[Dataset rows describing interfaces]
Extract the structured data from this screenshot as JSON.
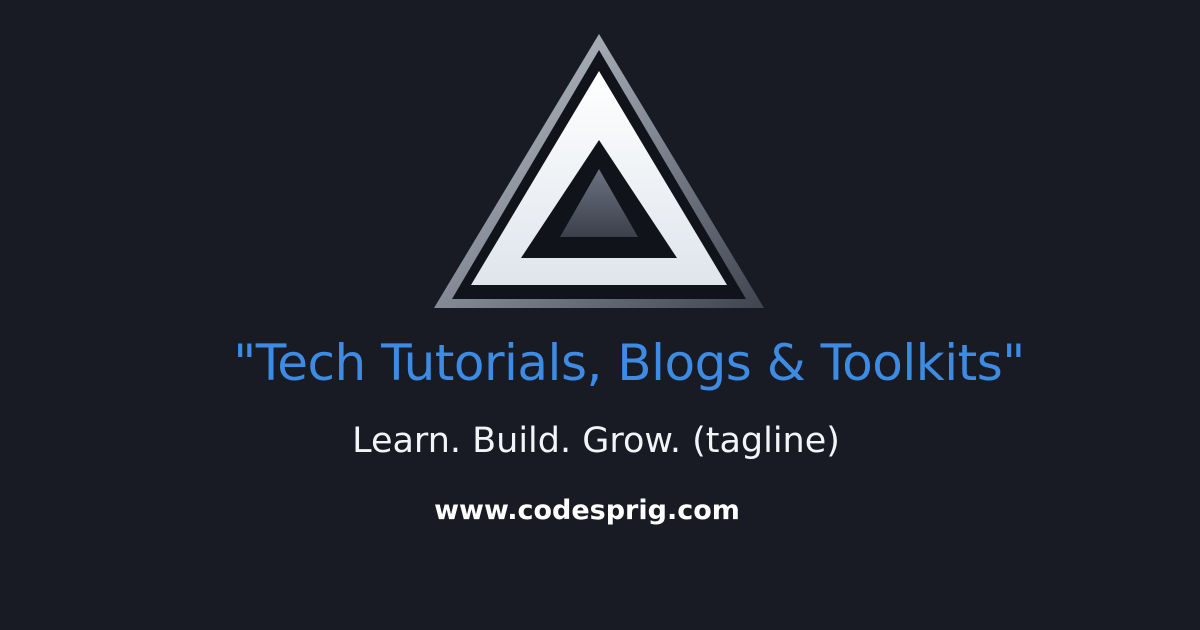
{
  "background": "#181b24",
  "logo": {
    "icon": "nested-triangle-logo-icon",
    "colors": {
      "outer": "#8a919c",
      "highlight": "#f4f7fb",
      "dark": "#11131a",
      "core": "#525866"
    }
  },
  "title": {
    "text": "\"Tech Tutorials, Blogs & Toolkits\"",
    "color": "#3d8be2"
  },
  "tagline": {
    "text": "Learn. Build. Grow. (tagline)",
    "color": "#f2f4f7"
  },
  "url": {
    "text": "www.codesprig.com",
    "color": "#ffffff"
  }
}
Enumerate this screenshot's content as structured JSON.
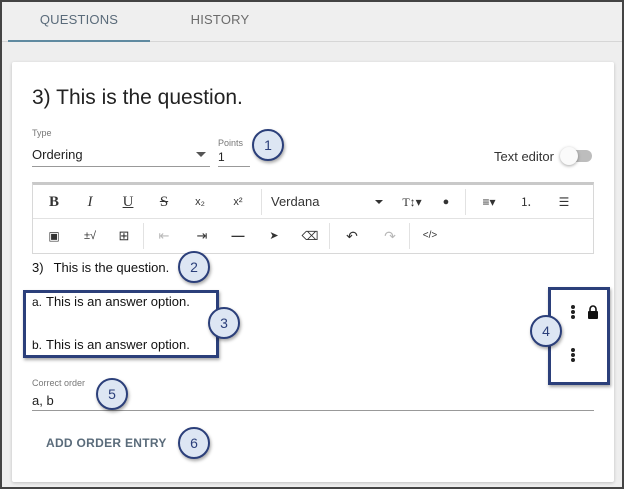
{
  "tabs": [
    {
      "label": "QUESTIONS",
      "active": true
    },
    {
      "label": "HISTORY",
      "active": false
    }
  ],
  "question": {
    "title": "3) This is the question.",
    "type_label": "Type",
    "type_value": "Ordering",
    "points_label": "Points",
    "points_value": "1",
    "text_editor_label": "Text editor",
    "text_editor_on": false
  },
  "toolbar": {
    "row1": [
      {
        "icon": "bold-icon",
        "glyph": "B"
      },
      {
        "icon": "italic-icon",
        "glyph": "I"
      },
      {
        "icon": "underline-icon",
        "glyph": "U"
      },
      {
        "icon": "strikethrough-icon",
        "glyph": "S"
      },
      {
        "icon": "subscript-icon",
        "glyph": "x₂"
      },
      {
        "icon": "superscript-icon",
        "glyph": "x²"
      },
      {
        "icon": "text-size-icon",
        "glyph": "T↕▾"
      },
      {
        "icon": "text-color-icon",
        "glyph": "●"
      },
      {
        "icon": "align-icon",
        "glyph": "≡▾"
      },
      {
        "icon": "ordered-list-icon",
        "glyph": "⒈"
      },
      {
        "icon": "bullet-list-icon",
        "glyph": "☰"
      }
    ],
    "font": "Verdana",
    "row2": [
      {
        "icon": "image-icon",
        "glyph": "▣"
      },
      {
        "icon": "math-icon",
        "glyph": "±√"
      },
      {
        "icon": "table-icon",
        "glyph": "⊞"
      },
      {
        "icon": "outdent-icon",
        "glyph": "⇤",
        "dim": true
      },
      {
        "icon": "indent-icon",
        "glyph": "⇥"
      },
      {
        "icon": "horizontal-rule-icon",
        "glyph": "—"
      },
      {
        "icon": "pointer-icon",
        "glyph": "➤"
      },
      {
        "icon": "eraser-icon",
        "glyph": "⌫"
      },
      {
        "icon": "undo-icon",
        "glyph": "↶"
      },
      {
        "icon": "redo-icon",
        "glyph": "↷",
        "dim": true
      },
      {
        "icon": "code-icon",
        "glyph": "</>"
      }
    ]
  },
  "body": {
    "question_number": "3)",
    "question_text": "This is the question."
  },
  "answers": [
    {
      "letter": "a.",
      "text": "This is an answer option."
    },
    {
      "letter": "b.",
      "text": "This is an answer option."
    }
  ],
  "correct_order": {
    "label": "Correct order",
    "value": "a, b"
  },
  "add_order_label": "ADD ORDER ENTRY",
  "callouts": [
    "1",
    "2",
    "3",
    "4",
    "5",
    "6"
  ],
  "colors": {
    "accent": "#5f8aa0",
    "callout_border": "#2b3f7a",
    "callout_fill": "#dde6f3"
  }
}
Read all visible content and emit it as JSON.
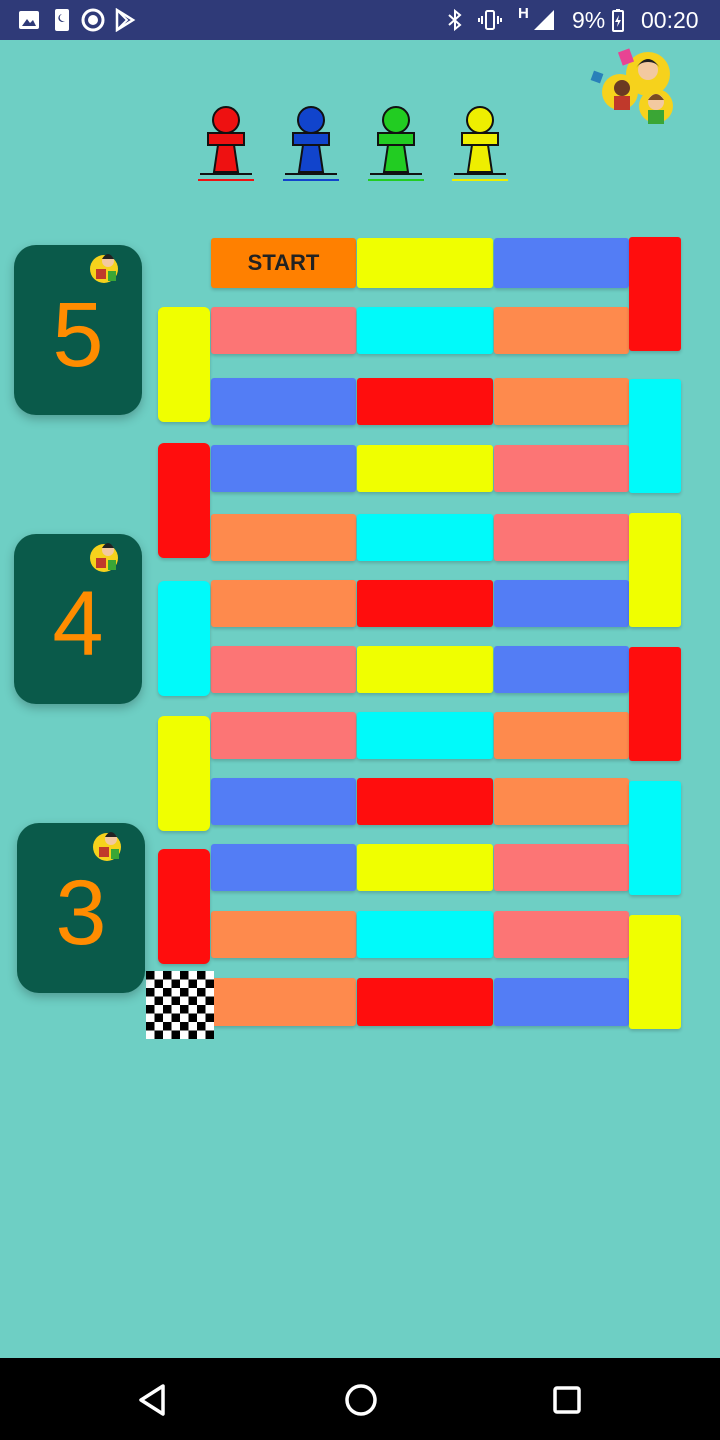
{
  "status_bar": {
    "battery": "9%",
    "time": "00:20",
    "network": "H"
  },
  "players": [
    {
      "color": "#ee1111",
      "icon": "red-pawn-icon"
    },
    {
      "color": "#1144cc",
      "icon": "blue-pawn-icon"
    },
    {
      "color": "#22cc22",
      "icon": "green-pawn-icon"
    },
    {
      "color": "#eeee00",
      "icon": "yellow-pawn-icon"
    }
  ],
  "cards": [
    {
      "value": "5"
    },
    {
      "value": "4"
    },
    {
      "value": "3"
    }
  ],
  "board": {
    "start_label": "START",
    "colors": {
      "yellow": "#f0ff00",
      "blue": "#537df5",
      "red": "#ff0d0d",
      "pink": "#fc7575",
      "cyan": "#00fafa",
      "orange": "#fe8a4d",
      "start": "#ff8000"
    },
    "rows": [
      [
        "start",
        "yellow",
        "blue"
      ],
      [
        "pink",
        "cyan",
        "orange"
      ],
      [
        "blue",
        "red",
        "orange"
      ],
      [
        "blue",
        "yellow",
        "pink"
      ],
      [
        "orange",
        "cyan",
        "pink"
      ],
      [
        "orange",
        "red",
        "blue"
      ],
      [
        "pink",
        "yellow",
        "blue"
      ],
      [
        "pink",
        "cyan",
        "orange"
      ],
      [
        "blue",
        "red",
        "orange"
      ],
      [
        "blue",
        "yellow",
        "pink"
      ],
      [
        "orange",
        "cyan",
        "pink"
      ],
      [
        "orange",
        "red",
        "blue"
      ]
    ],
    "right_column": [
      "red",
      "cyan",
      "yellow",
      "red",
      "cyan",
      "yellow"
    ],
    "left_column": [
      "yellow",
      "red",
      "cyan",
      "yellow",
      "red"
    ]
  },
  "nav": {
    "back": "back-icon",
    "home": "home-icon",
    "recents": "recents-icon"
  }
}
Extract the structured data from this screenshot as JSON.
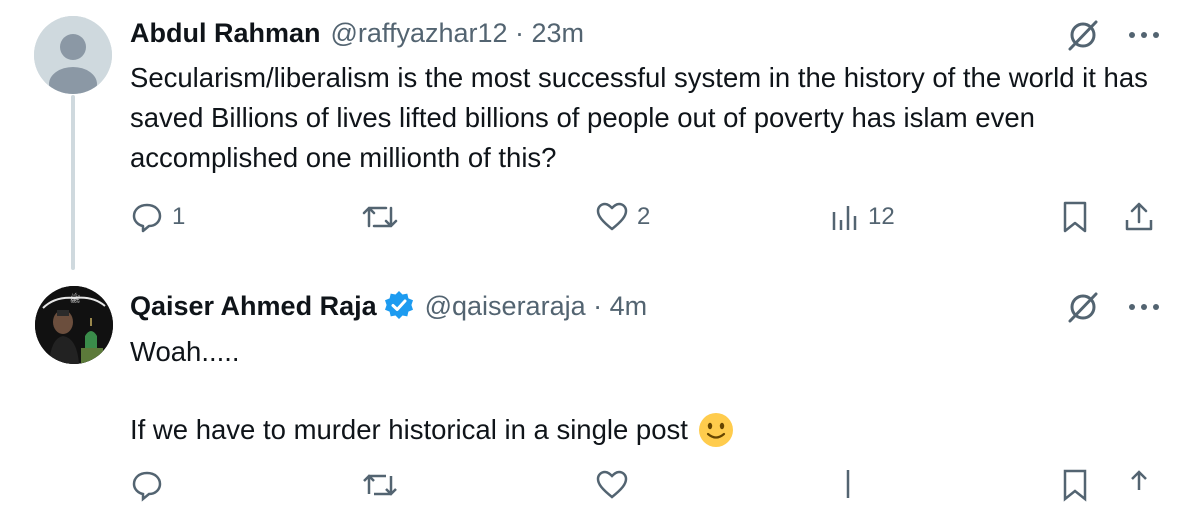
{
  "tweet1": {
    "author": "Abdul Rahman",
    "meta": "@raffyazhar12 · 23m",
    "text": "Secularism/liberalism is the most successful system in the history of the world it has saved Billions of lives lifted billions of people out of poverty has islam even accomplished one millionth of this?",
    "replies": "1",
    "likes": "2",
    "views": "12"
  },
  "tweet2": {
    "author": "Qaiser Ahmed Raja",
    "meta": "@qaiseraraja · 4m",
    "line1": "Woah.....",
    "line2": "If we have to murder historical in a single post",
    "verified": true,
    "avatar_caption": "ﷺ"
  },
  "icons": {
    "grok": "grok-icon",
    "more": "more-icon",
    "reply": "reply-icon",
    "retweet": "retweet-icon",
    "like": "like-icon",
    "views": "views-icon",
    "bookmark": "bookmark-icon",
    "share": "share-icon"
  },
  "colors": {
    "accent": "#1d9bf0",
    "muted": "#536471",
    "text": "#0f1419"
  }
}
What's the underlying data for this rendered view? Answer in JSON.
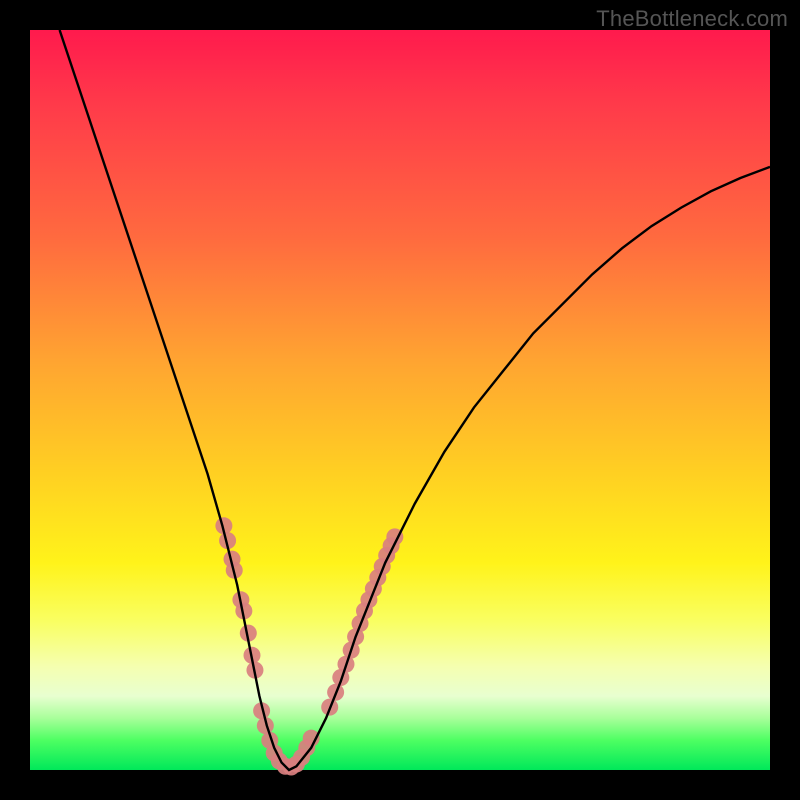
{
  "watermark": "TheBottleneck.com",
  "chart_data": {
    "type": "line",
    "title": "",
    "xlabel": "",
    "ylabel": "",
    "xlim": [
      0,
      100
    ],
    "ylim": [
      0,
      100
    ],
    "series": [
      {
        "name": "bottleneck-curve",
        "x": [
          4,
          6,
          8,
          10,
          12,
          14,
          16,
          18,
          20,
          22,
          24,
          26,
          28,
          29,
          30,
          31,
          32,
          33,
          34,
          35,
          36,
          38,
          40,
          42,
          44,
          46,
          48,
          52,
          56,
          60,
          64,
          68,
          72,
          76,
          80,
          84,
          88,
          92,
          96,
          100
        ],
        "y": [
          100,
          94,
          88,
          82,
          76,
          70,
          64,
          58,
          52,
          46,
          40,
          33,
          25,
          20,
          15,
          10,
          6,
          3,
          1,
          0,
          0.5,
          3,
          7,
          12,
          18,
          23,
          28,
          36,
          43,
          49,
          54,
          59,
          63,
          67,
          70.5,
          73.5,
          76,
          78.2,
          80,
          81.5
        ]
      }
    ],
    "marker_clusters": [
      {
        "label": "left-branch-markers",
        "points": [
          {
            "x": 26.2,
            "y": 33
          },
          {
            "x": 26.7,
            "y": 31
          },
          {
            "x": 27.3,
            "y": 28.5
          },
          {
            "x": 27.6,
            "y": 27
          },
          {
            "x": 28.5,
            "y": 23
          },
          {
            "x": 28.9,
            "y": 21.5
          },
          {
            "x": 29.5,
            "y": 18.5
          },
          {
            "x": 30.0,
            "y": 15.5
          },
          {
            "x": 30.4,
            "y": 13.5
          }
        ]
      },
      {
        "label": "valley-markers",
        "points": [
          {
            "x": 31.3,
            "y": 8
          },
          {
            "x": 31.8,
            "y": 6
          },
          {
            "x": 32.4,
            "y": 4
          },
          {
            "x": 33.0,
            "y": 2.3
          },
          {
            "x": 33.7,
            "y": 1.2
          },
          {
            "x": 34.5,
            "y": 0.5
          },
          {
            "x": 35.3,
            "y": 0.4
          },
          {
            "x": 36.0,
            "y": 0.8
          },
          {
            "x": 36.7,
            "y": 1.7
          },
          {
            "x": 37.4,
            "y": 3
          },
          {
            "x": 38.0,
            "y": 4.3
          }
        ]
      },
      {
        "label": "right-branch-markers",
        "points": [
          {
            "x": 40.5,
            "y": 8.5
          },
          {
            "x": 41.3,
            "y": 10.5
          },
          {
            "x": 42.0,
            "y": 12.5
          },
          {
            "x": 42.7,
            "y": 14.3
          },
          {
            "x": 43.4,
            "y": 16.2
          },
          {
            "x": 44.0,
            "y": 18
          },
          {
            "x": 44.6,
            "y": 19.8
          },
          {
            "x": 45.2,
            "y": 21.5
          },
          {
            "x": 45.8,
            "y": 23
          },
          {
            "x": 46.4,
            "y": 24.5
          },
          {
            "x": 47.0,
            "y": 26
          },
          {
            "x": 47.6,
            "y": 27.5
          },
          {
            "x": 48.2,
            "y": 29
          },
          {
            "x": 48.8,
            "y": 30.3
          },
          {
            "x": 49.3,
            "y": 31.5
          }
        ]
      }
    ],
    "colors": {
      "curve": "#000000",
      "markers": "#d97f7f"
    }
  }
}
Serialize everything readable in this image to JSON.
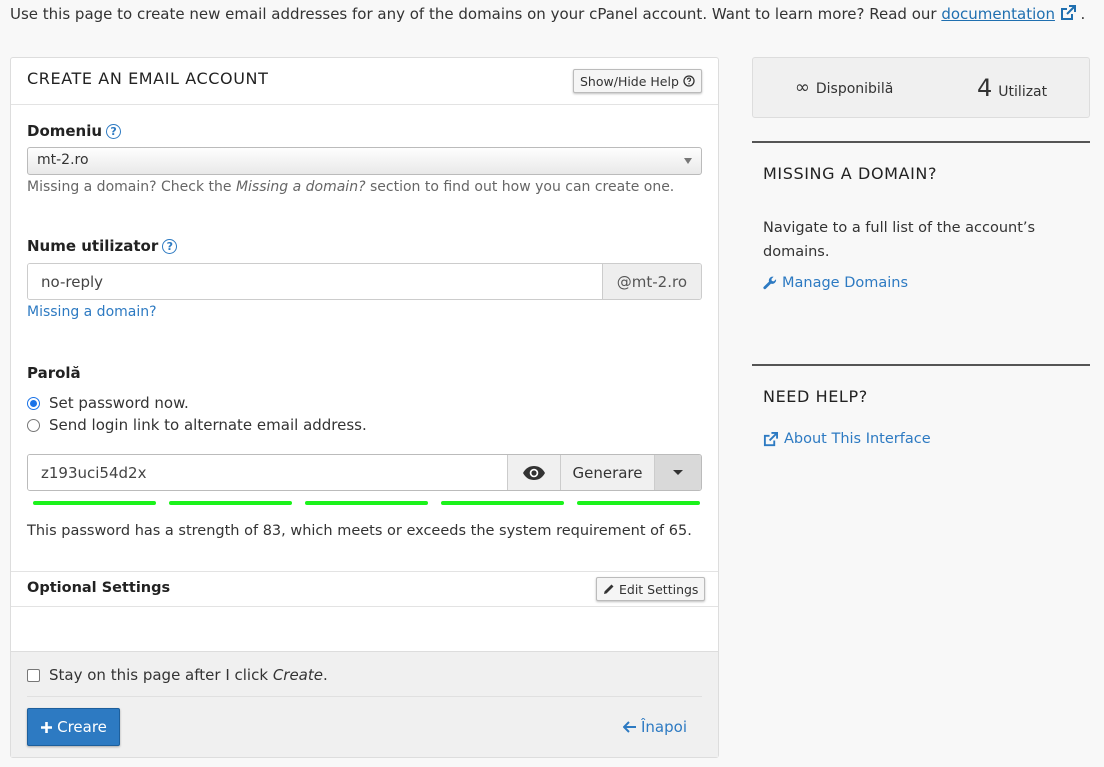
{
  "intro": {
    "text": "Use this page to create new email addresses for any of the domains on your cPanel account. Want to learn more? Read our",
    "link": "documentation",
    "end": "."
  },
  "form": {
    "title": "CREATE AN EMAIL ACCOUNT",
    "help_toggle": "Show/Hide Help",
    "domain": {
      "label": "Domeniu",
      "selected": "mt-2.ro",
      "hint_pre": "Missing a domain? Check the",
      "hint_em": "Missing a domain?",
      "hint_post": "section to find out how you can create one."
    },
    "username": {
      "label": "Nume utilizator",
      "value": "no-reply",
      "suffix": "@mt-2.ro",
      "missing_link": "Missing a domain?"
    },
    "password": {
      "label": "Parolă",
      "option_now": "Set password now.",
      "option_link": "Send login link to alternate email address.",
      "value": "z193uci54d2x",
      "generate": "Generare",
      "strength_message": "This password has a strength of 83, which meets or exceeds the system requirement of 65.",
      "strength_value": 83,
      "strength_required": 65,
      "strength_color": "#1bf21b"
    },
    "optional": {
      "title": "Optional Settings",
      "edit": "Edit Settings"
    },
    "stay": {
      "pre": "Stay on this page after I click",
      "em": "Create",
      "post": "."
    },
    "create": "Creare",
    "back": "Înapoi"
  },
  "stats": {
    "available_value": "∞",
    "available_label": "Disponibilă",
    "used_value": "4",
    "used_label": "Utilizat"
  },
  "sidebar": {
    "missing": {
      "title": "MISSING A DOMAIN?",
      "text": "Navigate to a full list of the account’s domains.",
      "link": "Manage Domains"
    },
    "help": {
      "title": "NEED HELP?",
      "link": "About This Interface"
    }
  },
  "colors": {
    "accent": "#2d7ac2",
    "link": "#1f6fb0",
    "strength": "#1bf21b"
  }
}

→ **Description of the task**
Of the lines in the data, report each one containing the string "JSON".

→ **Answer to this exercise**
Extract the structured data from this screenshot as JSON.
Enumerate this screenshot's content as structured JSON.
Read all visible content and emit it as JSON.
Extract the structured data from this screenshot as JSON.
What's the underlying data for this rendered view? Answer in JSON.
Serialize everything readable in this image to JSON.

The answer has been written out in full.